But what I resent the most is the time it takes from crafting a story, the actual hours and hours of writing when I get so lost that I lose track of time. It’s an elevated state of mind, and even when I’m writing something tragic, it’s oddly fun. I can go through a box of Kleenex and walk away feeling lighter, and not just because I’ve blown a pound and a half of bodily fluids out my nose over the course of an afternoon.

So I ask around and find someone here to help me out with the stuff I don’t understand myself, and set them to the task. Small problem though, this is Santa Cruz and the guy I hire is a surfer, so when the waves are up, my site is down. I have a great deal of respect for making the choice to live in beauty when the moment is upon you, so I can’t really fault him. Meanwhile, back at the shari-dot-com ranch, no one can leave a comment, click on a link, or God forbid, preview a book and maybe, just maybe, buy one.

Posting on Facebook holds none of the creative writing joy for me, twitter even less. A blog post can be fun to write, but it’s still a distraction from the main event—finishing that novel.

I know I should bitch less and post more, or maybe, here’s a thought, I should post all my bitching! Lots of people do and it certainly seems to work for them. Problem is…that doesn’t solve my issue. Like an actor who is making a million bucks an episode, then goes to the studio execs and says, “Yeah, it’s okay working a few hours a days and having people succumb to my every insane whim, but what I really want to do is produce!”

Seriously? The execs should do is tell them to shut up and get back on the set. What they do instead is give them a Producer vanity credit. The reality of film and TV production is so much work, a mind-crushing, sleep depriving job that very few actors have the inclination or the stamina to do. They don’t even know what it is! Producing is fighting with unions over contracts, figuring out how many feet of extension cord you’ll need on location, dealing with city ordinances, outwitting lawyers, hiring moonlighting police officers to control traffic, arranging port-a-potties, clearing permits with city ordinances lost in wads of red tape, getting clearances from fire and health departments, paying off gardeners with lawn mowers and leaf blowers to shut the eff up, and painting a big ol’ target on your back for law suits. If that actor spent a week really ‘producing’ they would run back to their fancy trailers and bury their professionally made up faces in their fruit baskets crying and muttering, “Somebody get me a cappuccino and a gluten-free, vegan gourmet lunch.” And the real producers would make it so.
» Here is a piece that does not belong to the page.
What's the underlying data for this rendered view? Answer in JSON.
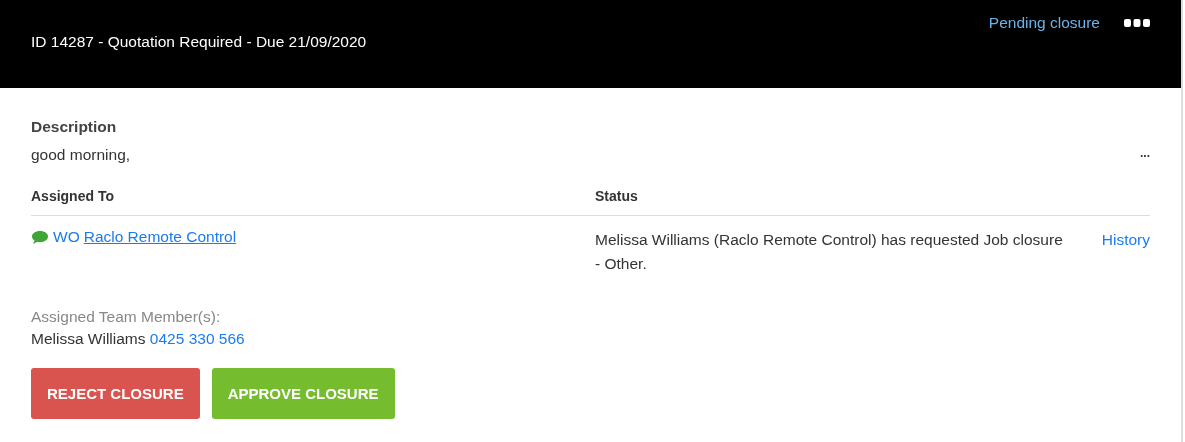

Unfortunately, I don’t have a team of unpaid production assistants. I’m an author now. But that doesn’t mean there isn’t work to be done besides actual writing.

Which brings me back to me, sitting at my computer, cats to one side, coffee ice cold, whining about the producing work of a writing career.
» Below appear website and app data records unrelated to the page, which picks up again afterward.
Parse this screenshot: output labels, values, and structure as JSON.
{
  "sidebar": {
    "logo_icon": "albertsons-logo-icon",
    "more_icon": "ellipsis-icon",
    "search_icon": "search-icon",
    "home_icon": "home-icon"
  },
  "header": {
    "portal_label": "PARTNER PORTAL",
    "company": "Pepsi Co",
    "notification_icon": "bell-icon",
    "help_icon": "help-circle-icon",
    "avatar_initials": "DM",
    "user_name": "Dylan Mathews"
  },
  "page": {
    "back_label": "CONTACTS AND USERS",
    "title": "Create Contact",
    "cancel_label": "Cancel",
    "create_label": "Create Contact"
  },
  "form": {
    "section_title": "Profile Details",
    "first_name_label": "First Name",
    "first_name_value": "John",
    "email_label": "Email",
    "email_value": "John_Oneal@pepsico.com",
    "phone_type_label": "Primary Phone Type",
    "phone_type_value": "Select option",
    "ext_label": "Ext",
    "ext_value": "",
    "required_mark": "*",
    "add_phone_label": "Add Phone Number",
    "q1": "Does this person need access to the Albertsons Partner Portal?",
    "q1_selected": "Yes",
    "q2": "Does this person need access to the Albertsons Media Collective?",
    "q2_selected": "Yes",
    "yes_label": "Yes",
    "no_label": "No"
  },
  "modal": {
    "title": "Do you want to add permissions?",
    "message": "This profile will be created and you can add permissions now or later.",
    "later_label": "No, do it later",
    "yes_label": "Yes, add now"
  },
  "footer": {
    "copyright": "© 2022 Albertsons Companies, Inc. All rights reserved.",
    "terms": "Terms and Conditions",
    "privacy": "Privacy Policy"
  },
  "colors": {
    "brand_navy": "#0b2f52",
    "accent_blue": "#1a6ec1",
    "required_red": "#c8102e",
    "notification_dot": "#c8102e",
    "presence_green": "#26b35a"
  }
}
But I’ve produced films so I can do this, right? Fine, I’ll hire a new web designer, spend hours thinking of new ‘pages’ that almost no one will care about, and days creating content for tweets that will spin away and vanish into the I-cloud ether moments after I push ‘publish.’
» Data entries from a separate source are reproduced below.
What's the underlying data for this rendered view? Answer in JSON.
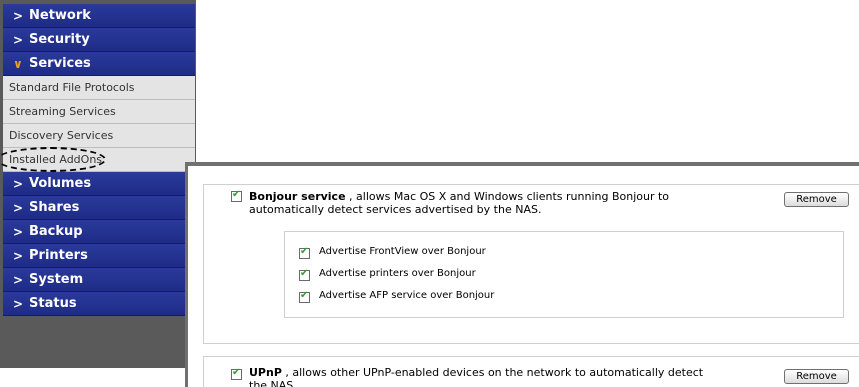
{
  "sidebar": {
    "menu_top": [
      {
        "label": "Network",
        "expanded": false
      },
      {
        "label": "Security",
        "expanded": false
      },
      {
        "label": "Services",
        "expanded": true
      }
    ],
    "submenu": [
      {
        "label": "Standard File Protocols"
      },
      {
        "label": "Streaming Services"
      },
      {
        "label": "Discovery Services",
        "highlighted": true
      },
      {
        "label": "Installed AddOns"
      }
    ],
    "menu_bottom": [
      {
        "label": "Volumes"
      },
      {
        "label": "Shares"
      },
      {
        "label": "Backup"
      },
      {
        "label": "Printers"
      },
      {
        "label": "System"
      },
      {
        "label": "Status"
      }
    ],
    "collapsed_icon": "chevron-right-icon",
    "expanded_icon": "chevron-down-icon",
    "colors": {
      "nav_bg": "#1e2c86",
      "expanded_icon": "#e8a020",
      "submenu_bg": "#e4e4e4"
    }
  },
  "services": [
    {
      "name": "Bonjour service",
      "description": ", allows Mac OS X and Windows clients running Bonjour to automatically detect services advertised by the NAS.",
      "checked": true,
      "remove_label": "Remove",
      "options": [
        {
          "label": "Advertise FrontView over Bonjour",
          "checked": true
        },
        {
          "label": "Advertise printers over Bonjour",
          "checked": true
        },
        {
          "label": "Advertise AFP service over Bonjour",
          "checked": true
        }
      ]
    },
    {
      "name": "UPnP",
      "description": ", allows other UPnP-enabled devices on the network to automatically detect the NAS.",
      "checked": true,
      "remove_label": "Remove"
    }
  ],
  "checkmark_glyph": "✔"
}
I’ll come up with blog posts, take pictures on hikes, download old acting photos, and reply to comments about work I did so long ago that I forgot all about it. I’ll spend time doing the stuff I have to do, what I’m expected to do, I’ll take the compliments and the criticism, and I’ll waste precious creative time perusing what works for other people, what interests them, chasing that elusive, anonymous, prize, traffic and clicks.

But, except for those few genuine exchanges with amazing people I will never meet in the flesh, I won’t like it.

But there’s no use waiting for the best selling author patrol to come pick me up.

I have to be the producer of my own ‘show.’

I’ll take care of business.

I’ll promote myself.

Look at me!

But what I really want to do is write.

Shari. April 5th, 2019